═════ AVAILABLE DATA

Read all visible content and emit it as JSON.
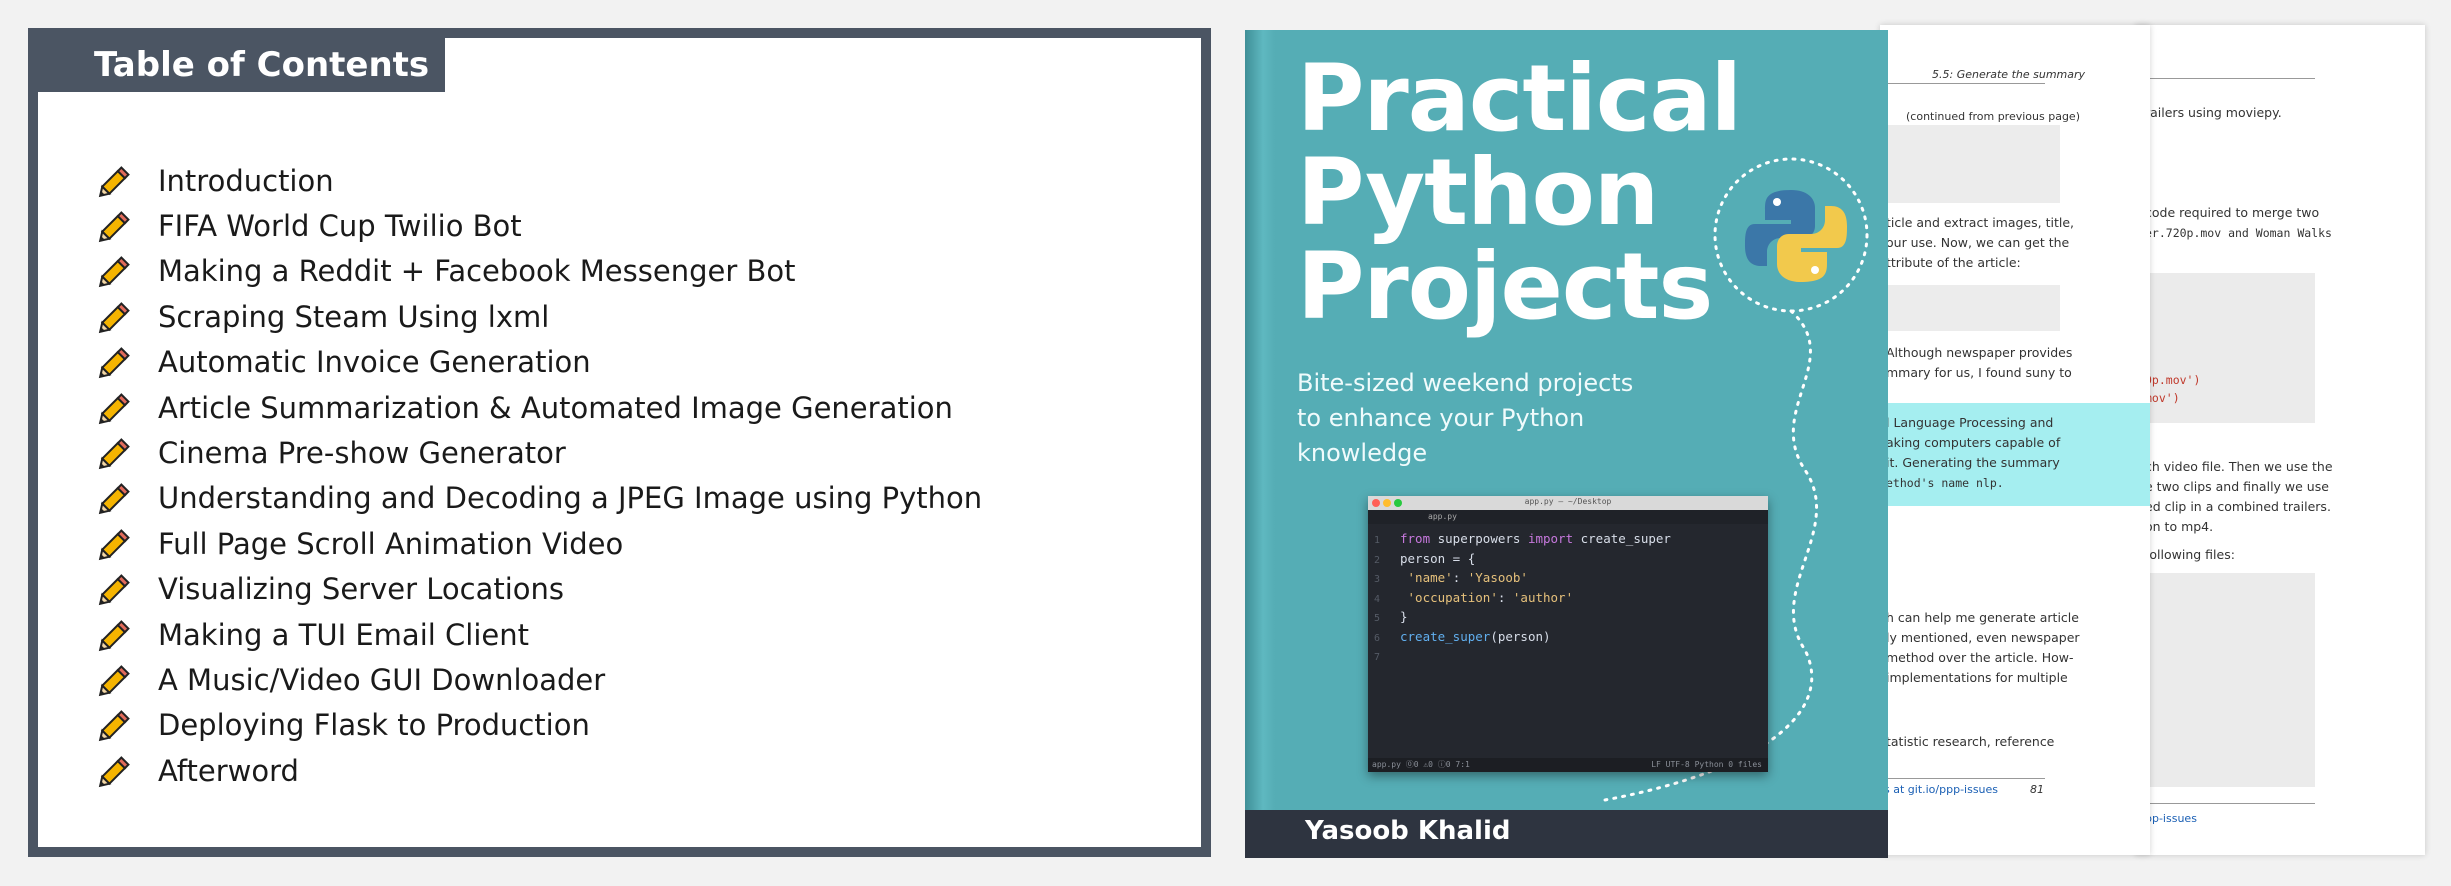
{
  "toc": {
    "title": "Table of Contents",
    "items": [
      "Introduction",
      "FIFA World Cup Twilio Bot",
      "Making a Reddit + Facebook Messenger Bot",
      "Scraping Steam Using lxml",
      "Automatic Invoice Generation",
      "Article Summarization & Automated Image Generation",
      "Cinema Pre-show Generator",
      "Understanding and Decoding a JPEG Image using Python",
      "Full Page Scroll Animation Video",
      "Visualizing Server Locations",
      "Making a TUI Email Client",
      "A Music/Video GUI Downloader",
      "Deploying Flask to Production",
      "Afterword"
    ]
  },
  "book": {
    "title_line1": "Practical",
    "title_line2": "Python",
    "title_line3": "Projects",
    "subtitle": "Bite-sized weekend projects to enhance your Python knowledge",
    "author": "Yasoob Khalid",
    "editor": {
      "window_title": "app.py — ~/Desktop",
      "tab": "app.py",
      "status_left": "app.py   ⓪0 ⚠0 ⓘ0   7:1",
      "status_right": "LF   UTF-8   Python   0 files"
    }
  },
  "sheet_middle": {
    "header": "5.5: Generate the summary",
    "continued": "(continued from previous page)",
    "para1": [
      "ticle and extract images, title,",
      "our use. Now, we can get the",
      "ttribute of the article:"
    ],
    "para2": [
      "Although newspaper provides",
      "mmary for us, I found suny to"
    ],
    "para3": [
      "l Language Processing and",
      "aking computers capable of",
      "it. Generating the summary",
      "ethod's name nlp."
    ],
    "para4": [
      "h can help me generate article",
      "ly mentioned, even newspaper",
      "method over the article. How-",
      "implementations for multiple"
    ],
    "para5": "tatistic research, reference",
    "footer_left": "s at git.io/ppp-issues",
    "footer_page": "81"
  },
  "sheet_back": {
    "line1": "railers using moviepy.",
    "para1": [
      "code required to merge two",
      "er.720p.mov and Woman Walks"
    ],
    "code": [
      "0p.mov')",
      "mov')"
    ],
    "para2": [
      "ch video file. Then we use the",
      "e two clips and finally we use",
      "ed clip in a combined trailers.",
      "on to mp4."
    ],
    "para3": "following files:",
    "footer": "pp-issues"
  },
  "colors": {
    "toc_frame": "#4b5563",
    "book_teal": "#55adb5",
    "highlight": "#a5eef0",
    "pencil": "#f5b400"
  }
}
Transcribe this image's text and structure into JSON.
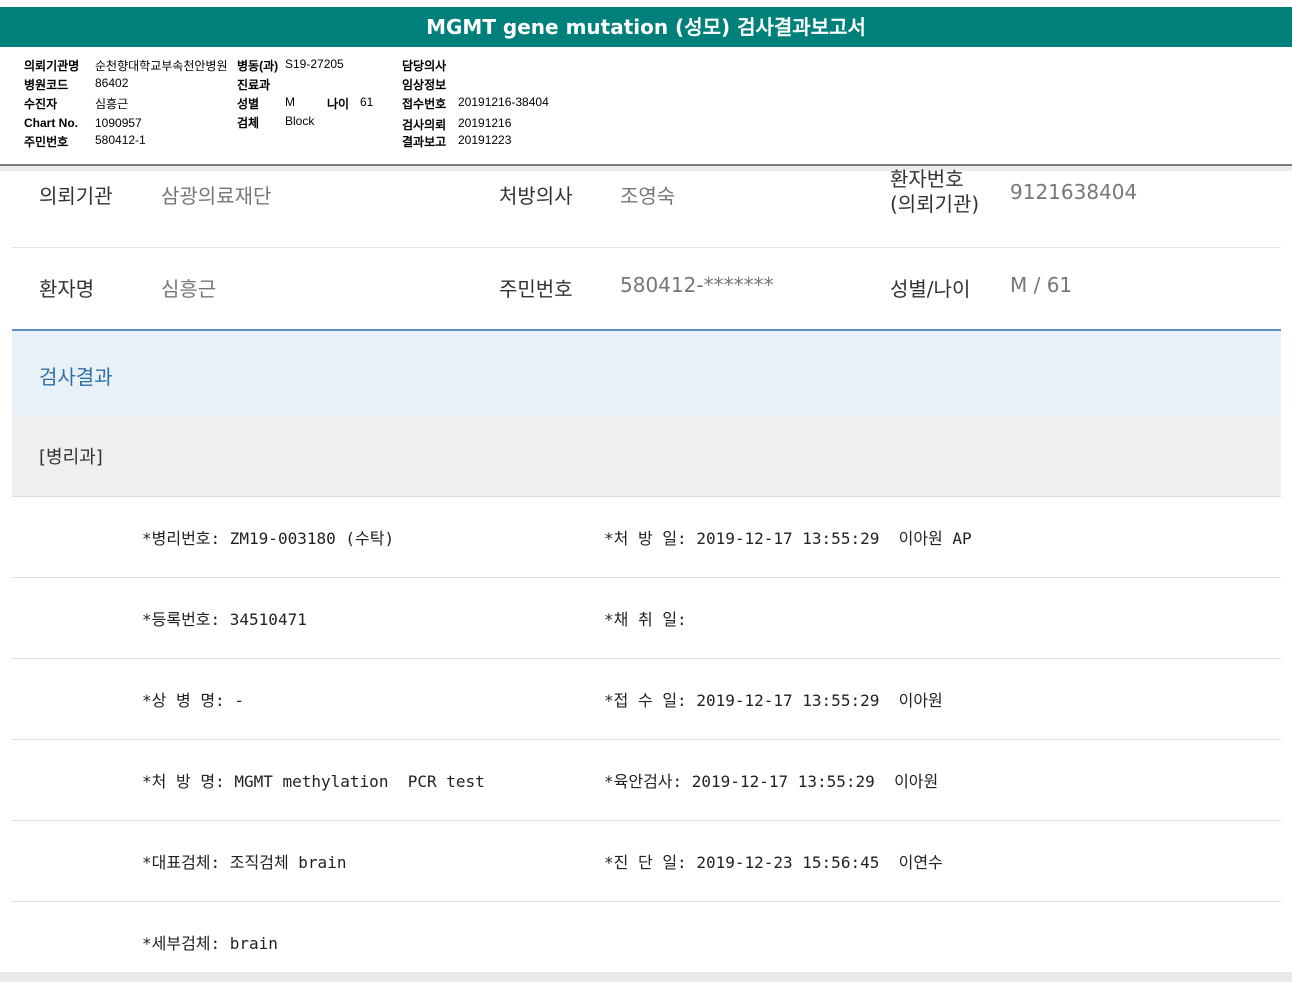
{
  "title": "MGMT gene mutation (성모) 검사결과보고서",
  "header": {
    "inst_label": "의뢰기관명",
    "inst_value": "순천향대학교부속천안병원",
    "ward_label": "병동(과)",
    "ward_value": "S19-27205",
    "doctor_label": "담당의사",
    "code_label": "병원코드",
    "code_value": "86402",
    "dept_label": "진료과",
    "clinical_label": "임상정보",
    "patient_label": "수진자",
    "patient_value": "심흥근",
    "sex_label": "성별",
    "sex_value": "M",
    "age_label": "나이",
    "age_value": "61",
    "receipt_label": "접수번호",
    "receipt_value": "20191216-38404",
    "chart_label": "Chart No.",
    "chart_value": "1090957",
    "specimen_label": "검체",
    "specimen_value": "Block",
    "request_label": "검사의뢰",
    "request_value": "20191216",
    "id_label": "주민번호",
    "id_value": "580412-1",
    "report_label": "결과보고",
    "report_value": "20191223"
  },
  "info": {
    "inst_label": "의뢰기관",
    "inst_value": "삼광의료재단",
    "doctor_label": "처방의사",
    "doctor_value": "조영숙",
    "patno_label_1": "환자번호",
    "patno_label_2": "(의뢰기관)",
    "patno_value": "9121638404",
    "name_label": "환자명",
    "name_value": "심흥근",
    "rrn_label": "주민번호",
    "rrn_value": "580412-*******",
    "sexage_label": "성별/나이",
    "sexage_value": "M / 61"
  },
  "result_title": "검사결과",
  "dept_title": "[병리과]",
  "rows": [
    {
      "left": "*병리번호: ZM19-003180 (수탁)",
      "right": "*처 방 일: 2019-12-17 13:55:29  이아원 AP"
    },
    {
      "left": "*등록번호: 34510471",
      "right": "*채 취 일:"
    },
    {
      "left": "*상 병 명: -",
      "right": "*접 수 일: 2019-12-17 13:55:29  이아원"
    },
    {
      "left": "*처 방 명: MGMT methylation  PCR test",
      "right": "*육안검사: 2019-12-17 13:55:29  이아원"
    },
    {
      "left": "*대표검체: 조직검체 brain",
      "right": "*진 단 일: 2019-12-23 15:56:45  이연수"
    },
    {
      "left": "*세부검체: brain",
      "right": ""
    }
  ]
}
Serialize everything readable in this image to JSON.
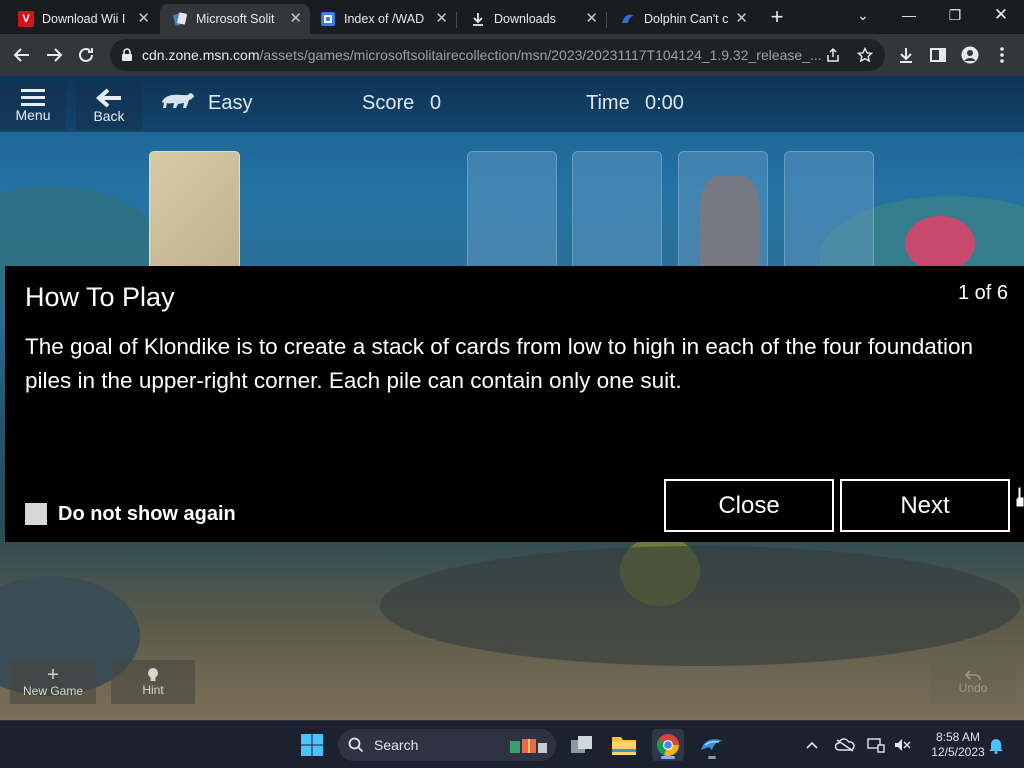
{
  "tabs": [
    {
      "title": "Download Wii I",
      "favicon": "V",
      "favicon_color": "#d0141a"
    },
    {
      "title": "Microsoft Solit",
      "favicon": "cards",
      "favicon_color": "#4c7fc9",
      "active": true
    },
    {
      "title": "Index of /WAD",
      "favicon": "index",
      "favicon_color": "#3b7de0"
    },
    {
      "title": "Downloads",
      "favicon": "download",
      "favicon_color": "#e8eaed"
    },
    {
      "title": "Dolphin Can't c",
      "favicon": "dolphin",
      "favicon_color": "#2a6fd1"
    }
  ],
  "address_bar": {
    "host": "cdn.zone.msn.com",
    "path": "/assets/games/microsoftsolitairecollection/msn/2023/20231117T104124_1.9.32_release_..."
  },
  "game_bar": {
    "menu_label": "Menu",
    "back_label": "Back",
    "difficulty": "Easy",
    "score_label": "Score",
    "score_value": "0",
    "time_label": "Time",
    "time_value": "0:00"
  },
  "dialog": {
    "title": "How To Play",
    "page": "1 of 6",
    "body": "The goal of Klondike is to create a stack of cards from low to high in each of the four foundation piles in the upper-right corner. Each pile can contain only one suit.",
    "checkbox_label": "Do not show again",
    "close_label": "Close",
    "next_label": "Next"
  },
  "bottom_bar": {
    "new_game_label": "New Game",
    "hint_label": "Hint",
    "undo_label": "Undo"
  },
  "taskbar": {
    "search_label": "Search",
    "time": "8:58 AM",
    "date": "12/5/2023"
  },
  "colors": {
    "chrome_dark": "#1b1c1f",
    "chrome_toolbar": "#35363a",
    "dialog_bg": "#000000",
    "taskbar_bg": "#1c2130"
  }
}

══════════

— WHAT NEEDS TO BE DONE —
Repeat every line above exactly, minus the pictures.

— RESULT FOR THIS TASK —
Read all visible content and emit it as JSON.
{
  "toc": {
    "title": "Table of Contents",
    "items": [
      "Introduction",
      "FIFA World Cup Twilio Bot",
      "Making a Reddit + Facebook Messenger Bot",
      "Scraping Steam Using lxml",
      "Automatic Invoice Generation",
      "Article Summarization & Automated Image Generation",
      "Cinema Pre-show Generator",
      "Understanding and Decoding a JPEG Image using Python",
      "Full Page Scroll Animation Video",
      "Visualizing Server Locations",
      "Making a TUI Email Client",
      "A Music/Video GUI Downloader",
      "Deploying Flask to Production",
      "Afterword"
    ]
  },
  "book": {
    "title_line1": "Practical",
    "title_line2": "Python",
    "title_line3": "Projects",
    "subtitle": "Bite-sized weekend projects to enhance your Python knowledge",
    "author": "Yasoob Khalid",
    "editor": {
      "window_title": "app.py — ~/Desktop",
      "tab": "app.py",
      "status_left": "app.py   ⓪0 ⚠0 ⓘ0   7:1",
      "status_right": "LF   UTF-8   Python   0 files"
    }
  },
  "sheet_middle": {
    "header": "5.5: Generate the summary",
    "continued": "(continued from previous page)",
    "para1": [
      "ticle and extract images, title,",
      "our use. Now, we can get the",
      "ttribute of the article:"
    ],
    "para2": [
      "Although newspaper provides",
      "mmary for us, I found suny to"
    ],
    "para3": [
      "l Language Processing and",
      "aking computers capable of",
      "it. Generating the summary",
      "ethod's name nlp."
    ],
    "para4": [
      "h can help me generate article",
      "ly mentioned, even newspaper",
      "method over the article. How-",
      "implementations for multiple"
    ],
    "para5": "tatistic research, reference",
    "footer_left": "s at git.io/ppp-issues",
    "footer_page": "81"
  },
  "sheet_back": {
    "line1": "railers using moviepy.",
    "para1": [
      "code required to merge two",
      "er.720p.mov and Woman Walks"
    ],
    "code": [
      "0p.mov')",
      "mov')"
    ],
    "para2": [
      "ch video file. Then we use the",
      "e two clips and finally we use",
      "ed clip in a combined trailers.",
      "on to mp4."
    ],
    "para3": "following files:",
    "footer": "pp-issues"
  },
  "colors": {
    "toc_frame": "#4b5563",
    "book_teal": "#55adb5",
    "highlight": "#a5eef0",
    "pencil": "#f5b400"
  }
}
Transcribe this image's text and structure into JSON.
{
  "title": "MGMT gene mutation (성모) 검사결과보고서",
  "header": {
    "inst_label": "의뢰기관명",
    "inst_value": "순천향대학교부속천안병원",
    "ward_label": "병동(과)",
    "ward_value": "S19-27205",
    "doctor_label": "담당의사",
    "code_label": "병원코드",
    "code_value": "86402",
    "dept_label": "진료과",
    "clinical_label": "임상정보",
    "patient_label": "수진자",
    "patient_value": "심흥근",
    "sex_label": "성별",
    "sex_value": "M",
    "age_label": "나이",
    "age_value": "61",
    "receipt_label": "접수번호",
    "receipt_value": "20191216-38404",
    "chart_label": "Chart No.",
    "chart_value": "1090957",
    "specimen_label": "검체",
    "specimen_value": "Block",
    "request_label": "검사의뢰",
    "request_value": "20191216",
    "id_label": "주민번호",
    "id_value": "580412-1",
    "report_label": "결과보고",
    "report_value": "20191223"
  },
  "info": {
    "inst_label": "의뢰기관",
    "inst_value": "삼광의료재단",
    "doctor_label": "처방의사",
    "doctor_value": "조영숙",
    "patno_label_1": "환자번호",
    "patno_label_2": "(의뢰기관)",
    "patno_value": "9121638404",
    "name_label": "환자명",
    "name_value": "심흥근",
    "rrn_label": "주민번호",
    "rrn_value": "580412-*******",
    "sexage_label": "성별/나이",
    "sexage_value": "M / 61"
  },
  "result_title": "검사결과",
  "dept_title": "[병리과]",
  "rows": [
    {
      "left": "*병리번호: ZM19-003180 (수탁)",
      "right": "*처 방 일: 2019-12-17 13:55:29  이아원 AP"
    },
    {
      "left": "*등록번호: 34510471",
      "right": "*채 취 일:"
    },
    {
      "left": "*상 병 명: -",
      "right": "*접 수 일: 2019-12-17 13:55:29  이아원"
    },
    {
      "left": "*처 방 명: MGMT methylation  PCR test",
      "right": "*육안검사: 2019-12-17 13:55:29  이아원"
    },
    {
      "left": "*대표검체: 조직검체 brain",
      "right": "*진 단 일: 2019-12-23 15:56:45  이연수"
    },
    {
      "left": "*세부검체: brain",
      "right": ""
    }
  ]
}
Serialize everything readable in this image to JSON.
{
  "tabs": [
    {
      "title": "Download Wii I",
      "favicon": "V",
      "favicon_color": "#d0141a"
    },
    {
      "title": "Microsoft Solit",
      "favicon": "cards",
      "favicon_color": "#4c7fc9",
      "active": true
    },
    {
      "title": "Index of /WAD",
      "favicon": "index",
      "favicon_color": "#3b7de0"
    },
    {
      "title": "Downloads",
      "favicon": "download",
      "favicon_color": "#e8eaed"
    },
    {
      "title": "Dolphin Can't c",
      "favicon": "dolphin",
      "favicon_color": "#2a6fd1"
    }
  ],
  "address_bar": {
    "host": "cdn.zone.msn.com",
    "path": "/assets/games/microsoftsolitairecollection/msn/2023/20231117T104124_1.9.32_release_..."
  },
  "game_bar": {
    "menu_label": "Menu",
    "back_label": "Back",
    "difficulty": "Easy",
    "score_label": "Score",
    "score_value": "0",
    "time_label": "Time",
    "time_value": "0:00"
  },
  "dialog": {
    "title": "How To Play",
    "page": "1 of 6",
    "body": "The goal of Klondike is to create a stack of cards from low to high in each of the four foundation piles in the upper-right corner. Each pile can contain only one suit.",
    "checkbox_label": "Do not show again",
    "close_label": "Close",
    "next_label": "Next"
  },
  "bottom_bar": {
    "new_game_label": "New Game",
    "hint_label": "Hint",
    "undo_label": "Undo"
  },
  "taskbar": {
    "search_label": "Search",
    "time": "8:58 AM",
    "date": "12/5/2023"
  },
  "colors": {
    "chrome_dark": "#1b1c1f",
    "chrome_toolbar": "#35363a",
    "dialog_bg": "#000000",
    "taskbar_bg": "#1c2130"
  }
}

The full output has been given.